PROBLEM REQUIREMENTS
Pictures appear among the records. Write out all else exactly as it stands.

Source data:
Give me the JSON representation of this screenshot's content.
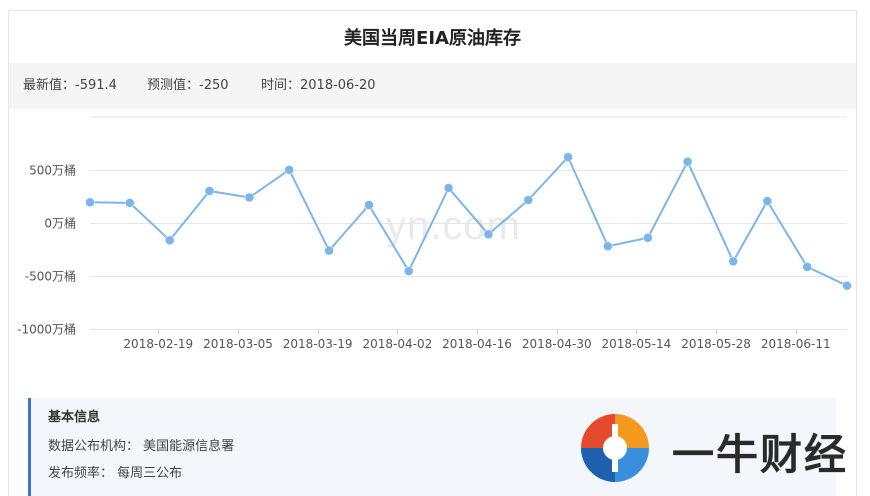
{
  "title": "美国当周EIA原油库存",
  "stats": {
    "latest_label": "最新值：",
    "latest_value": "-591.4",
    "forecast_label": "预测值：",
    "forecast_value": "-250",
    "time_label": "时间：",
    "time_value": "2018-06-20"
  },
  "watermark": "yn.com",
  "info": {
    "heading": "基本信息",
    "org_label": "数据公布机构：",
    "org_value": "美国能源信息署",
    "freq_label": "发布频率：",
    "freq_value": "每周三公布"
  },
  "logo": {
    "text": "一牛财经",
    "colors": [
      "#f39a1e",
      "#e64a2e",
      "#3a8fdc",
      "#1e5fb0"
    ]
  },
  "chart_data": {
    "type": "line",
    "ylim": [
      -1000,
      1000
    ],
    "y_unit": "万桶",
    "y_ticks": [
      {
        "value": 500,
        "label": "500万桶"
      },
      {
        "value": 0,
        "label": "0万桶"
      },
      {
        "value": -500,
        "label": "-500万桶"
      },
      {
        "value": -1000,
        "label": "-1000万桶"
      }
    ],
    "x_tick_labels": [
      "2018-02-19",
      "2018-03-05",
      "2018-03-19",
      "2018-04-02",
      "2018-04-16",
      "2018-04-30",
      "2018-05-14",
      "2018-05-28",
      "2018-06-11"
    ],
    "dates": [
      "2018-02-07",
      "2018-02-14",
      "2018-02-21",
      "2018-02-28",
      "2018-03-07",
      "2018-03-14",
      "2018-03-21",
      "2018-03-28",
      "2018-04-04",
      "2018-04-11",
      "2018-04-18",
      "2018-04-25",
      "2018-05-02",
      "2018-05-09",
      "2018-05-16",
      "2018-05-23",
      "2018-05-31",
      "2018-06-06",
      "2018-06-13",
      "2018-06-20"
    ],
    "series": [
      {
        "color": "#7cb5ec",
        "values": [
          195,
          190,
          -163,
          302,
          241,
          502,
          -260,
          170,
          -454,
          330,
          -107,
          217,
          622,
          -219,
          -140,
          578,
          -362,
          207,
          -414,
          -591.4
        ]
      }
    ],
    "grid": true,
    "legend": "none"
  }
}
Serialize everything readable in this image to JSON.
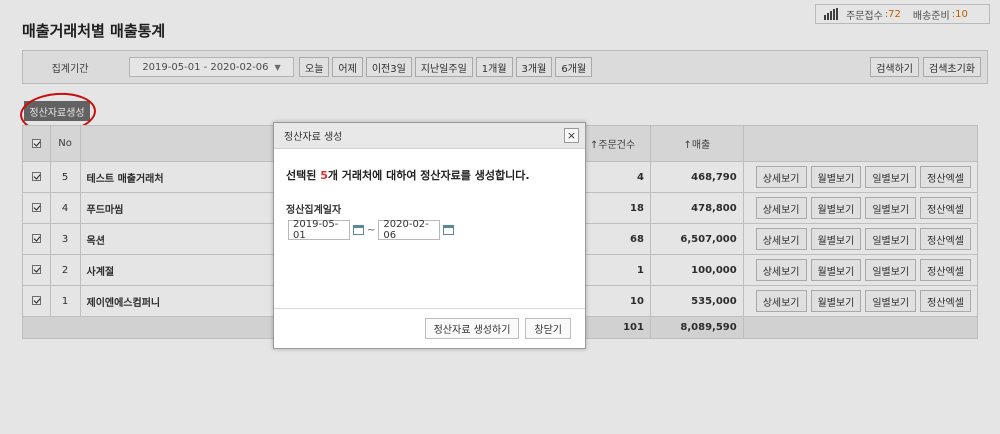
{
  "status": {
    "order_label": "주문접수",
    "order_count": ":72",
    "shipping_label": "배송준비",
    "shipping_count": ":10"
  },
  "page_title": "매출거래처별 매출통계",
  "filter": {
    "label": "집계기간",
    "date_range": "2019-05-01 - 2020-02-06",
    "periods": [
      "오늘",
      "어제",
      "이전3일",
      "지난일주일",
      "1개월",
      "3개월",
      "6개월"
    ],
    "search_label": "검색하기",
    "reset_label": "검색초기화"
  },
  "make_button_label": "정산자료생성",
  "table": {
    "headers": {
      "no": "No",
      "order_count": "↑주문건수",
      "sales": "↑매출"
    },
    "rows": [
      {
        "no": "5",
        "name": "테스트 매출거래처",
        "count": "4",
        "sales": "468,790"
      },
      {
        "no": "4",
        "name": "푸드마씸",
        "count": "18",
        "sales": "478,800"
      },
      {
        "no": "3",
        "name": "옥션",
        "count": "68",
        "sales": "6,507,000"
      },
      {
        "no": "2",
        "name": "사계절",
        "count": "1",
        "sales": "100,000"
      },
      {
        "no": "1",
        "name": "제이엔에스컴퍼니",
        "count": "10",
        "sales": "535,000"
      }
    ],
    "actions": [
      "상세보기",
      "월별보기",
      "일별보기",
      "정산엑셀"
    ],
    "total_count": "101",
    "total_sales": "8,089,590"
  },
  "modal": {
    "title": "정산자료 생성",
    "close": "×",
    "msg_prefix": "선택된 ",
    "msg_count": "5",
    "msg_suffix": "개 거래처에 대하여 정산자료를 생성합니다.",
    "date_label": "정산집계일자",
    "date_from": "2019-05-01",
    "tilde": "~",
    "date_to": "2020-02-06",
    "create_label": "정산자료 생성하기",
    "close_label": "창닫기"
  }
}
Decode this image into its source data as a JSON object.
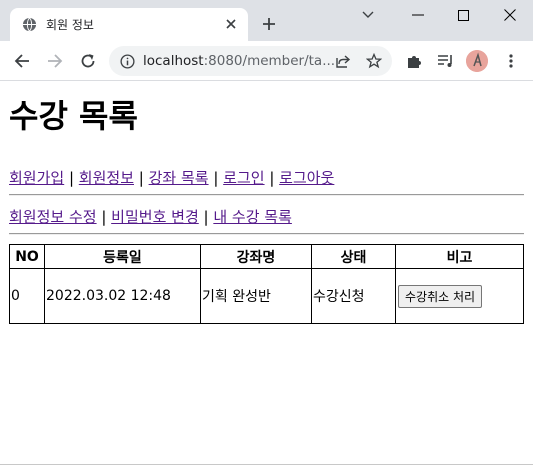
{
  "browser": {
    "tab_title": "회원 정보",
    "url_host": "localhost",
    "url_rest": ":8080/member/ta...",
    "avatar_initial": "a"
  },
  "page": {
    "title": "수강 목록",
    "nav_primary": [
      {
        "label": "회원가입"
      },
      {
        "label": "회원정보"
      },
      {
        "label": "강좌 목록"
      },
      {
        "label": "로그인"
      },
      {
        "label": "로그아웃"
      }
    ],
    "nav_secondary": [
      {
        "label": "회원정보 수정"
      },
      {
        "label": "비밀번호 변경"
      },
      {
        "label": "내 수강 목록"
      }
    ],
    "separator": " | ",
    "table": {
      "headers": [
        "NO",
        "등록일",
        "강좌명",
        "상태",
        "비고"
      ],
      "rows": [
        {
          "no": "0",
          "date": "2022.03.02 12:48",
          "course": "기획 완성반",
          "status": "수강신청",
          "action_label": "수강취소 처리"
        }
      ]
    }
  },
  "colors": {
    "tabstrip": "#dee1e6",
    "link_visited": "#551a8b",
    "omnibox": "#f1f3f4"
  }
}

ANSWER FOR THIS EXERCISE
Give me the JSON representation of this screenshot's content.
{
  "title": "美国当周EIA原油库存",
  "stats": {
    "latest_label": "最新值：",
    "latest_value": "-591.4",
    "forecast_label": "预测值：",
    "forecast_value": "-250",
    "time_label": "时间：",
    "time_value": "2018-06-20"
  },
  "watermark": "yn.com",
  "info": {
    "heading": "基本信息",
    "org_label": "数据公布机构：",
    "org_value": "美国能源信息署",
    "freq_label": "发布频率：",
    "freq_value": "每周三公布"
  },
  "logo": {
    "text": "一牛财经",
    "colors": [
      "#f39a1e",
      "#e64a2e",
      "#3a8fdc",
      "#1e5fb0"
    ]
  },
  "chart_data": {
    "type": "line",
    "ylim": [
      -1000,
      1000
    ],
    "y_unit": "万桶",
    "y_ticks": [
      {
        "value": 500,
        "label": "500万桶"
      },
      {
        "value": 0,
        "label": "0万桶"
      },
      {
        "value": -500,
        "label": "-500万桶"
      },
      {
        "value": -1000,
        "label": "-1000万桶"
      }
    ],
    "x_tick_labels": [
      "2018-02-19",
      "2018-03-05",
      "2018-03-19",
      "2018-04-02",
      "2018-04-16",
      "2018-04-30",
      "2018-05-14",
      "2018-05-28",
      "2018-06-11"
    ],
    "dates": [
      "2018-02-07",
      "2018-02-14",
      "2018-02-21",
      "2018-02-28",
      "2018-03-07",
      "2018-03-14",
      "2018-03-21",
      "2018-03-28",
      "2018-04-04",
      "2018-04-11",
      "2018-04-18",
      "2018-04-25",
      "2018-05-02",
      "2018-05-09",
      "2018-05-16",
      "2018-05-23",
      "2018-05-31",
      "2018-06-06",
      "2018-06-13",
      "2018-06-20"
    ],
    "series": [
      {
        "color": "#7cb5ec",
        "values": [
          195,
          190,
          -163,
          302,
          241,
          502,
          -260,
          170,
          -454,
          330,
          -107,
          217,
          622,
          -219,
          -140,
          578,
          -362,
          207,
          -414,
          -591.4
        ]
      }
    ],
    "grid": true,
    "legend": "none"
  }
}
Serialize everything readable in this image to JSON.
{
  "status": {
    "order_label": "주문접수",
    "order_count": ":72",
    "shipping_label": "배송준비",
    "shipping_count": ":10"
  },
  "page_title": "매출거래처별 매출통계",
  "filter": {
    "label": "집계기간",
    "date_range": "2019-05-01 - 2020-02-06",
    "periods": [
      "오늘",
      "어제",
      "이전3일",
      "지난일주일",
      "1개월",
      "3개월",
      "6개월"
    ],
    "search_label": "검색하기",
    "reset_label": "검색초기화"
  },
  "make_button_label": "정산자료생성",
  "table": {
    "headers": {
      "no": "No",
      "order_count": "↑주문건수",
      "sales": "↑매출"
    },
    "rows": [
      {
        "no": "5",
        "name": "테스트 매출거래처",
        "count": "4",
        "sales": "468,790"
      },
      {
        "no": "4",
        "name": "푸드마씸",
        "count": "18",
        "sales": "478,800"
      },
      {
        "no": "3",
        "name": "옥션",
        "count": "68",
        "sales": "6,507,000"
      },
      {
        "no": "2",
        "name": "사계절",
        "count": "1",
        "sales": "100,000"
      },
      {
        "no": "1",
        "name": "제이엔에스컴퍼니",
        "count": "10",
        "sales": "535,000"
      }
    ],
    "actions": [
      "상세보기",
      "월별보기",
      "일별보기",
      "정산엑셀"
    ],
    "total_count": "101",
    "total_sales": "8,089,590"
  },
  "modal": {
    "title": "정산자료 생성",
    "close": "×",
    "msg_prefix": "선택된 ",
    "msg_count": "5",
    "msg_suffix": "개 거래처에 대하여 정산자료를 생성합니다.",
    "date_label": "정산집계일자",
    "date_from": "2019-05-01",
    "tilde": "~",
    "date_to": "2020-02-06",
    "create_label": "정산자료 생성하기",
    "close_label": "창닫기"
  }
}
Decode this image into its source data as a JSON object.
{
  "browser": {
    "tab_title": "회원 정보",
    "url_host": "localhost",
    "url_rest": ":8080/member/ta...",
    "avatar_initial": "a"
  },
  "page": {
    "title": "수강 목록",
    "nav_primary": [
      {
        "label": "회원가입"
      },
      {
        "label": "회원정보"
      },
      {
        "label": "강좌 목록"
      },
      {
        "label": "로그인"
      },
      {
        "label": "로그아웃"
      }
    ],
    "nav_secondary": [
      {
        "label": "회원정보 수정"
      },
      {
        "label": "비밀번호 변경"
      },
      {
        "label": "내 수강 목록"
      }
    ],
    "separator": " | ",
    "table": {
      "headers": [
        "NO",
        "등록일",
        "강좌명",
        "상태",
        "비고"
      ],
      "rows": [
        {
          "no": "0",
          "date": "2022.03.02 12:48",
          "course": "기획 완성반",
          "status": "수강신청",
          "action_label": "수강취소 처리"
        }
      ]
    }
  },
  "colors": {
    "tabstrip": "#dee1e6",
    "link_visited": "#551a8b",
    "omnibox": "#f1f3f4"
  }
}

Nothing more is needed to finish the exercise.